Hannah Feliciano, LMFT, shares highlights from her presentation, “The Hard Truths of New Parenthood.”
The Mental Health Challenges of New Parenthood Transcript
Hello, everyone! My name is Hannah Feliciano, and I am a Licensed Marriage and Family Therapist here in Tennessee. I’ve been practicing for a little over five years, and I currently work at Insight Counseling Centers in the Nashville area. If you weren’t able to join me for the presentation about the mental health challenges of new parenthood, I just wanted to share a little bit about some of the key points and takeaways.
Something that’s really important, I think, that we don’t talk a whole lot about is how to know what to look for in ourselves as potential mothers and fathers. A lot of times, we might think about postpartum issues starting directly after giving birth, but it can actually start during the stages before, even in preconception and conception. This can happen, especially for mothers, but there are postpartum depression, anxiety, and other diagnoses for males or fathers as well that often goes overlooked and isn’t discussed. So, those are two really important things that we need more awareness around.
Understanding what the diagnoses are is also crucial. While everyone talks about postpartum depression, there’s also postpartum anxiety and postpartum psychosis. These are less known and talked about, so it’s important to shed light on them.
When we think about risk factors, various factors may contribute to postpartum depression, anxiety, etc. These factors include low social support, financial struggles, unplanned pregnancies, educational levels, employment status, and even health factors. Your history of mental illness before pregnancy can also be a contributing factor.
For men, things that can contribute to their struggles include marital discord, income levels, living in poverty, the mother’s depression, their own history of mental health issues, sleep changes, and even hormonal changes.
Another key point is the transformation into motherhood, which is similar to adolescence but often not talked about. This transition is known as “matrescence.” It encompasses the psychological, social, biological, political, and spiritual shifts that occur from preconception and can last throughout the lifespan. This word can help normalize the changes women go through during motherhood and provide a language to understand and discuss these transformations.
The main point is that we need to talk more about this, provide support, and make sure people know about it. After I became a mom, I was on a mission to teach everybody about this word because it helped me so much in normalizing what I was feeling, and I wanted everyone to know about it.
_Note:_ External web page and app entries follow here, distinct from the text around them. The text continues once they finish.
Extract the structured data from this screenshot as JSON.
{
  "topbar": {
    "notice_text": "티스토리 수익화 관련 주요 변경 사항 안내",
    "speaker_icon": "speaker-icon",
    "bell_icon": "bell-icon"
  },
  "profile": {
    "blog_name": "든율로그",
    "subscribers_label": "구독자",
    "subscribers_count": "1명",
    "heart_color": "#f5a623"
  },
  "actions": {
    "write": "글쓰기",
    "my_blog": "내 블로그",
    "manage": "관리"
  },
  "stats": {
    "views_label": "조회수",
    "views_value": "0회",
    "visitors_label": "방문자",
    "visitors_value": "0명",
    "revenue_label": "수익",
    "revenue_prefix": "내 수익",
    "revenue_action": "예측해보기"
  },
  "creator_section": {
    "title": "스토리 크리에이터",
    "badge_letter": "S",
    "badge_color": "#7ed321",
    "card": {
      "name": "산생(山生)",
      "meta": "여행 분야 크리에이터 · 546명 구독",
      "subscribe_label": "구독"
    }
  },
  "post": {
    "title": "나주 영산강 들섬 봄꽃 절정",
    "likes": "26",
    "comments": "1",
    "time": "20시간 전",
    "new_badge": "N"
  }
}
Lastly, the key takeaway is how to help yourself and your partner if you’re struggling with a diagnosis or even just the transition itself, which is challenging on its own. Research has shown that having a serene pregnancy, social support during pregnancy and after, employment, exercise, proper nutrition, and support from your spiritual and religious community can be protective factors against postpartum depression, anxiety, etc. You can also find humor in the transition and the day-to-day experiences of parenthood, and, of course, reach out for therapy or counseling if needed. It’s important to know that there is support available, so don’t suffer in silence.
Let’s continue to talk about this and support each other, so that new parents can find the help and resources they need.